While the NHBC certificate would be expected to guarantee a firm’s quality of build for housing completed during the last 10 years, the inadequacies of a general insolvency warranty would otherwise be the best to expect.
Unless any readers are either content to rely upon the good faith of their supply chain or enjoy suffering expensive legal cases?
The recession unfortunately means lower margins in tenders to win the contracts, which ramp up the risks of short-cutting on the quality control throughout the supply chain. Because low margins can already be translated into no margins, ignore the risks of short-cutting at your peril.
There is one important part of a building however, where this risk should never be allowed and that is the roof. This is because despite the roof obviously being the primary weather barrier, it is the most typically neglected area for maintenance.

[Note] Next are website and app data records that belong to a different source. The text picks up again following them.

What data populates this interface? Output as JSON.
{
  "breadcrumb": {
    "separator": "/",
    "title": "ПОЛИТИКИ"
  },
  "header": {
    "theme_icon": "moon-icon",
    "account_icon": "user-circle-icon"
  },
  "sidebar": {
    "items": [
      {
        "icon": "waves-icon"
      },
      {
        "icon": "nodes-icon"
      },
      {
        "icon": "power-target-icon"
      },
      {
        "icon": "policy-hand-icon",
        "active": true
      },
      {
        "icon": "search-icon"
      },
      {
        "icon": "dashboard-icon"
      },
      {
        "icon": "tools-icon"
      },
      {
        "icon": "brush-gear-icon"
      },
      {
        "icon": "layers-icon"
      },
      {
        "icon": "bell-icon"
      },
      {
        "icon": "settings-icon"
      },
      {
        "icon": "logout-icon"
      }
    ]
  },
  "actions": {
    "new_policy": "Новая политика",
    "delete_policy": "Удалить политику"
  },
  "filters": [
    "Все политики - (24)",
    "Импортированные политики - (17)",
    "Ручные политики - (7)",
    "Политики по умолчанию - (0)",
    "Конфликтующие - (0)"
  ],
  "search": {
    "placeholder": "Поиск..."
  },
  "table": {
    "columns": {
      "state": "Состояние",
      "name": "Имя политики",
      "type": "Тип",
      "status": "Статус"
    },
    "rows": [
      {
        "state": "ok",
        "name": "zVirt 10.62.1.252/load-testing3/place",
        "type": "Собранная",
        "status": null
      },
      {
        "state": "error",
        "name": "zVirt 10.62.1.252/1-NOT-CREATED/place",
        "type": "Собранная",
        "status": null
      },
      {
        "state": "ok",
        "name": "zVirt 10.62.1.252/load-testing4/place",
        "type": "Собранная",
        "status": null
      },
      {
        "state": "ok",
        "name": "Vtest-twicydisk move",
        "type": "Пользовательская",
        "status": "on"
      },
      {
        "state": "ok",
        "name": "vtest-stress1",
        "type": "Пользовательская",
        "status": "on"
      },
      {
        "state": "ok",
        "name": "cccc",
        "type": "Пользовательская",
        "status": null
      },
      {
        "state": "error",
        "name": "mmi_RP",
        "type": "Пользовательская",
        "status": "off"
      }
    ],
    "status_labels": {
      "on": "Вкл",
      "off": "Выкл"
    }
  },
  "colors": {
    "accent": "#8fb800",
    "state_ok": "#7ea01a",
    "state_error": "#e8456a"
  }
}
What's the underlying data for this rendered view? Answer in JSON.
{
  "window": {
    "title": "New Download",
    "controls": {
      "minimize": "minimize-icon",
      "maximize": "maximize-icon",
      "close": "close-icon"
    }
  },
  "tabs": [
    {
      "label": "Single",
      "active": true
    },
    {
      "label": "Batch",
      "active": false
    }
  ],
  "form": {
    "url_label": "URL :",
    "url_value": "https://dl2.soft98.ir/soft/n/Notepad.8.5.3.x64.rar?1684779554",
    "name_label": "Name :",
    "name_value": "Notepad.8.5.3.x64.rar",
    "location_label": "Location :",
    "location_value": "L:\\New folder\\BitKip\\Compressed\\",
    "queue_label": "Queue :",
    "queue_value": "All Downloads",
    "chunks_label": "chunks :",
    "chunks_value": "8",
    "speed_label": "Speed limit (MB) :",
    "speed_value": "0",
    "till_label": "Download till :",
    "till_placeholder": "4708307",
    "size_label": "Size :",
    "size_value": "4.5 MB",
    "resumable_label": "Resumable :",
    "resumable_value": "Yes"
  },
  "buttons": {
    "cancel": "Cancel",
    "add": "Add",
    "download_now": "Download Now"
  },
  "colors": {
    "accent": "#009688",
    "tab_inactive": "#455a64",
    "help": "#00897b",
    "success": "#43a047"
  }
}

Unfortunately, the roof causes both the most problems and highest costs whenever any faults do arise. Unlike repairing most other sections of a building, much remedial work to a roof often requires the additional high expense of scaffold or mobile elevating platforms.
This is why it is vital to get it right first time with on-site quality control to eliminate the inadequacies of typical supply chain management.
Many properties completed recently have failed under their first exposure to harsh weather. More worrying were those financed by public funded contracts known to have required extensive pre-construction preparation. The supply chain management could therefore be assumed to have been too limited to the office management and not to the contractors on site actually doing the work.
The majority of some very expensive roofing problems are known to arise in just a detail or two of the workmanship, instead of in the overall design or construction. Too often a school’s teaching area, for example has been forced to close because of rainwater leaks caused by a few inadequate fixings or flashings.
Some warranties are better than others too. If the guarantee is not backed by insurance, or backed by an unrated insurer without the financial rating of a major credit agency, then where is the security that they will be around long enough to settle a claim?
While the recession has maintained its grip, the rush to retrofit what are essentially unproven micro-renewables such as PV electricity on roofing raised concerns over the quality control. Never mind the many thousands of installation grants applied through the Energy Saving Trust over the last decade, remember that all the revenue from Feed in Tariffs is now financed by the energy bills for properties without PV.
Therefore no matter how much eco-good such extensive roofing work is claimed to do throughout the country, if it’s not done right and simply causes more expensive problems, the integrity of the entire industry is then put at even more risk.
Mike Fox is the founding manager of AWM.